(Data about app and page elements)
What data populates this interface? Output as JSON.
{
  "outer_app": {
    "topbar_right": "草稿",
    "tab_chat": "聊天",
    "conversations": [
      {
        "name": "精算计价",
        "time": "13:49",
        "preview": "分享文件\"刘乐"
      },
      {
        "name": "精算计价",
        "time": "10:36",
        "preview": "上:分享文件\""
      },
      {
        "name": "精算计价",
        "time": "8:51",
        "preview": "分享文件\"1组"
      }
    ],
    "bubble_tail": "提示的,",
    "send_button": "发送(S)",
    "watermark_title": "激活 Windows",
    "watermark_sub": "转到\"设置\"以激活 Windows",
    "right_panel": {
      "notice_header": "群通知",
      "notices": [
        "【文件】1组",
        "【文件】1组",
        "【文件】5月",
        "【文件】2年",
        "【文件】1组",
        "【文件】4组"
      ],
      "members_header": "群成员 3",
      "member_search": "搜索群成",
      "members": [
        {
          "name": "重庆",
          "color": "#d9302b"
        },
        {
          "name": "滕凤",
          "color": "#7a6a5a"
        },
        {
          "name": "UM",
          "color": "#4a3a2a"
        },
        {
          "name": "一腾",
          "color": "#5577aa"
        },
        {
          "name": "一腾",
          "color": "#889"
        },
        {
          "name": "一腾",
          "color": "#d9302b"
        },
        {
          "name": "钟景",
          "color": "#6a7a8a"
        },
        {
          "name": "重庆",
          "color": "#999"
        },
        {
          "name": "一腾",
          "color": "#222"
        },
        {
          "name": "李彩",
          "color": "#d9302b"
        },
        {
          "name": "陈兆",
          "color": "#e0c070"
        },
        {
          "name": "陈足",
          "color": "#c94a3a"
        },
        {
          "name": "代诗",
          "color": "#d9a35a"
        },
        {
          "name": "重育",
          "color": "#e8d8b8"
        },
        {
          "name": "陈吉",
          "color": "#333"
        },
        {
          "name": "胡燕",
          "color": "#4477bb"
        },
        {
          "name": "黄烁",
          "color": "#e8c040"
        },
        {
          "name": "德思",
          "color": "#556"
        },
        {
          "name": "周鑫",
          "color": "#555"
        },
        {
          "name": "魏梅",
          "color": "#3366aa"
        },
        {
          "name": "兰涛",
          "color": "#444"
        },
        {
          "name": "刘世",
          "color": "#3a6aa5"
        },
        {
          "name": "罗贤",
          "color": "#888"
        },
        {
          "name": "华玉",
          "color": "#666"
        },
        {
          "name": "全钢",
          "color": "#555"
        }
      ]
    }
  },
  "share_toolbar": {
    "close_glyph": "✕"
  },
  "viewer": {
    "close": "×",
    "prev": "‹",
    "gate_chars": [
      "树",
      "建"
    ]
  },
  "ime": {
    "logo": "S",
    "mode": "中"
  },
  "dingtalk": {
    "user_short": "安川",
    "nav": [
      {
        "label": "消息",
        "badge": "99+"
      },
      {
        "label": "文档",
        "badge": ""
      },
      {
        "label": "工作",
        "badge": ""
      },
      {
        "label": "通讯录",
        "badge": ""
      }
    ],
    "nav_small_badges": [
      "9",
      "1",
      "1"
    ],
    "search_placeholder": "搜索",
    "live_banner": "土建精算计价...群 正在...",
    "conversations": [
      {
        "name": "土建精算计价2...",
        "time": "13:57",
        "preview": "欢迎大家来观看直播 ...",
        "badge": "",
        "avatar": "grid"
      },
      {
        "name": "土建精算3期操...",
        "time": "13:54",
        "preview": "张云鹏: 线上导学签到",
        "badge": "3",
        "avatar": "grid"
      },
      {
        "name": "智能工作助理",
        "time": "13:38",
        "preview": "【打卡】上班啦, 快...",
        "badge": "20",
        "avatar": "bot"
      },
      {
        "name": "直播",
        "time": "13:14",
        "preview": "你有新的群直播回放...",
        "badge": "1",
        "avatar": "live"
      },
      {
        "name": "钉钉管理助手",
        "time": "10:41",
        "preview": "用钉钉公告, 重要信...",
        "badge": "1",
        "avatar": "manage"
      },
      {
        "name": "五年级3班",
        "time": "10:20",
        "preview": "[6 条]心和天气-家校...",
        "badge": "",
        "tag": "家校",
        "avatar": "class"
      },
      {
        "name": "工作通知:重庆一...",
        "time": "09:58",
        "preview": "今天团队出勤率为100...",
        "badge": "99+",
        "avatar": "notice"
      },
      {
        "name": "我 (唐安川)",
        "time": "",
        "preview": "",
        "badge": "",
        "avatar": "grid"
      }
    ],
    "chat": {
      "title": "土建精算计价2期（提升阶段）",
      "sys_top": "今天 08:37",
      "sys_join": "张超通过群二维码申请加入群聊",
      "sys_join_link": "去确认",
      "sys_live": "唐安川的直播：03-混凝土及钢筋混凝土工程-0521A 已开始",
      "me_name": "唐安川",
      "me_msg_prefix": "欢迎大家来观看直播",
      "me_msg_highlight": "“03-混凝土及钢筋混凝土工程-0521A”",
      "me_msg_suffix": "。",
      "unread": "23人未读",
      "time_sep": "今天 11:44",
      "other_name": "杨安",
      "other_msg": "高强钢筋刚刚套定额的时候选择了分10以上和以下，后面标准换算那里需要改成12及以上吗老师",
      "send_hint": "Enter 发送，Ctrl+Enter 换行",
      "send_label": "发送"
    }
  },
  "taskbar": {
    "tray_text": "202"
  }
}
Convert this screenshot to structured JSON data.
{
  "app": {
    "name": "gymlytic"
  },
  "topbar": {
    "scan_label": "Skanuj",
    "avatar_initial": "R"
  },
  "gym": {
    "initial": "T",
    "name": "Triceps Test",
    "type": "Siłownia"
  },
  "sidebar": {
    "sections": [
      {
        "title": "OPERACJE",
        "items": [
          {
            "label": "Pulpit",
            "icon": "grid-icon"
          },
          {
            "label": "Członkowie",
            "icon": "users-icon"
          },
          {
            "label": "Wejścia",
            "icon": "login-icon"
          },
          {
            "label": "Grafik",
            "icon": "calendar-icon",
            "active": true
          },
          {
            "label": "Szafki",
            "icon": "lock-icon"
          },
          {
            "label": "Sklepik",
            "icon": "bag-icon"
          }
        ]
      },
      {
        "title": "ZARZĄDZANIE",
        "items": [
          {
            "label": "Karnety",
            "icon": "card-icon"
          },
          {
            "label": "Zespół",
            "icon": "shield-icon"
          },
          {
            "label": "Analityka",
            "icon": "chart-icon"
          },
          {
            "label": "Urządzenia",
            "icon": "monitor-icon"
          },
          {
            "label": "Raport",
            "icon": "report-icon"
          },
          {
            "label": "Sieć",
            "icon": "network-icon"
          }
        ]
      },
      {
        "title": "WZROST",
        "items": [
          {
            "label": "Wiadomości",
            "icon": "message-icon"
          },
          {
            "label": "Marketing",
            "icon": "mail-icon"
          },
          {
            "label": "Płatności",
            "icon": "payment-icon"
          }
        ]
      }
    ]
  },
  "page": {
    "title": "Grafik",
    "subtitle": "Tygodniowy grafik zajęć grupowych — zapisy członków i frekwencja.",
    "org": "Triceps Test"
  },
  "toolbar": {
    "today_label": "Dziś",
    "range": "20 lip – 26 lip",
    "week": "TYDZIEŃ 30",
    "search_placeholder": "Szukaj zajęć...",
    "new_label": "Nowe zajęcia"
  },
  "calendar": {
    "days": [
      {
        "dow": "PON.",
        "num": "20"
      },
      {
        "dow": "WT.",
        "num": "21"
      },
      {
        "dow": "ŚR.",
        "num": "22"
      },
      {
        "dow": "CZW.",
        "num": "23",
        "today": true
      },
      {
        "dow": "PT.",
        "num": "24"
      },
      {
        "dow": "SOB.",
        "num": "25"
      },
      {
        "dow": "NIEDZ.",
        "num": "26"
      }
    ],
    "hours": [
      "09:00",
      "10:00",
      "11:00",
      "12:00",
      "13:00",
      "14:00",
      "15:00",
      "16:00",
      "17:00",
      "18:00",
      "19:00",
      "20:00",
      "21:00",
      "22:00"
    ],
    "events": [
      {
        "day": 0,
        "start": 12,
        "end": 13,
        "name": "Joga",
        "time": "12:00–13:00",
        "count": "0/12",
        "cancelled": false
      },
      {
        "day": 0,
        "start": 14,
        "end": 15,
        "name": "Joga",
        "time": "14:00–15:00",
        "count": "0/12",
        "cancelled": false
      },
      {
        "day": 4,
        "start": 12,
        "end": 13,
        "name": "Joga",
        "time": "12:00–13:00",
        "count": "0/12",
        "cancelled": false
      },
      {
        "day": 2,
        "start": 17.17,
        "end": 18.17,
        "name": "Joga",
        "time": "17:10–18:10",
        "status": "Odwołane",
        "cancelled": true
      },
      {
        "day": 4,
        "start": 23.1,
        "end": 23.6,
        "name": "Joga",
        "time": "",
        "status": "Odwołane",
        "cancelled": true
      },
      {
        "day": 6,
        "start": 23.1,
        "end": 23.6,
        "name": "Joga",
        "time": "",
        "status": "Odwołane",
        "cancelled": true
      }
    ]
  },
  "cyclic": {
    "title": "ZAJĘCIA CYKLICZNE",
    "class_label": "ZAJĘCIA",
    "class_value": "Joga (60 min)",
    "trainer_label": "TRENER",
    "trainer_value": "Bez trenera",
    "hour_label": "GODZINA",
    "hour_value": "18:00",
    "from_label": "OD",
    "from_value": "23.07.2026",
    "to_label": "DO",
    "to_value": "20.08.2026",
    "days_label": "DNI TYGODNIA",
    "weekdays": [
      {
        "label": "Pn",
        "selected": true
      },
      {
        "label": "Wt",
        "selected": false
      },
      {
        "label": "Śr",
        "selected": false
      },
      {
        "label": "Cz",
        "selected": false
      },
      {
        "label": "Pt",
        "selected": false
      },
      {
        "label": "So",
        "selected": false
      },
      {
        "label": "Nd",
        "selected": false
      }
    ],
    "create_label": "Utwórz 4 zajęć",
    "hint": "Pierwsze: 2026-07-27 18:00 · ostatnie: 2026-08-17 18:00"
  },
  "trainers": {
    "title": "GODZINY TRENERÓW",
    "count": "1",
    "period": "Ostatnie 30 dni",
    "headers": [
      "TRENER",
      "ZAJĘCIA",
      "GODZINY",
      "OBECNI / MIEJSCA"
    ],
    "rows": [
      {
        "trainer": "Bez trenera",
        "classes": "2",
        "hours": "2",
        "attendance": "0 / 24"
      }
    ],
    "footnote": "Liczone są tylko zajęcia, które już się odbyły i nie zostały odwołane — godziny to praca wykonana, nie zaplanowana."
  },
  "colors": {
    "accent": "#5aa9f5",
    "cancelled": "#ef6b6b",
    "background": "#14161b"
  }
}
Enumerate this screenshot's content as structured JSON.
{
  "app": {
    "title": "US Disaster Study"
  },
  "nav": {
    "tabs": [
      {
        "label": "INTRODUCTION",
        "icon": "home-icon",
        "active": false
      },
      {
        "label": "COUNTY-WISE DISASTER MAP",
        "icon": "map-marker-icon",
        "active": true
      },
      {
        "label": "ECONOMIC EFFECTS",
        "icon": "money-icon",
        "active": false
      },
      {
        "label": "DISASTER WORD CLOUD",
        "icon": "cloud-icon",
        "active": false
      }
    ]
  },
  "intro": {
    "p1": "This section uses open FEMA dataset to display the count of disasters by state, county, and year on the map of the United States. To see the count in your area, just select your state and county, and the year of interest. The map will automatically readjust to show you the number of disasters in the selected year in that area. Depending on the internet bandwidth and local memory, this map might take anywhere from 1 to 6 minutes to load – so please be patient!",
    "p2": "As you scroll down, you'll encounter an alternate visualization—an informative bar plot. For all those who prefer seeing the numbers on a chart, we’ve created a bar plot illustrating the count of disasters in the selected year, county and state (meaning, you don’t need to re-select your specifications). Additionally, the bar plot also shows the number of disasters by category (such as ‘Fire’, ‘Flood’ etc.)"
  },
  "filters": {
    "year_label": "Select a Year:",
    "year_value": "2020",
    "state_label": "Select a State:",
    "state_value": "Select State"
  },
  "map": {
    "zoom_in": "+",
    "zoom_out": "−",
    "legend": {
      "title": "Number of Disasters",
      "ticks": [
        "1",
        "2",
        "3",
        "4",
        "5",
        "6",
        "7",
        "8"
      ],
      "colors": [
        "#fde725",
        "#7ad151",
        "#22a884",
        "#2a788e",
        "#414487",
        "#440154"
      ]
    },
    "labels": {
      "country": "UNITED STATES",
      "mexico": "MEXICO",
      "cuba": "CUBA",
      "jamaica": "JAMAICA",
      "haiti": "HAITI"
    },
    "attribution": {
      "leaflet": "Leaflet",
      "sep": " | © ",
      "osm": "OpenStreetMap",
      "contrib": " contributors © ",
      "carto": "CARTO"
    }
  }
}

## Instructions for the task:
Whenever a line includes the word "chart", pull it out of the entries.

## Solution to this task:
            "icon": "chart-icon"
    "p2": "As you scroll down, you'll encounter an alternate visualization—an informative bar plot. For all those who prefer seeing the numbers on a chart, we’ve created a bar plot illustrating the count of disasters in the selected year, county and state (meaning, you don’t need to re-select your specifications). Additionally, the bar plot also shows the number of disasters by category (such as ‘Fire’, ‘Flood’ etc.)"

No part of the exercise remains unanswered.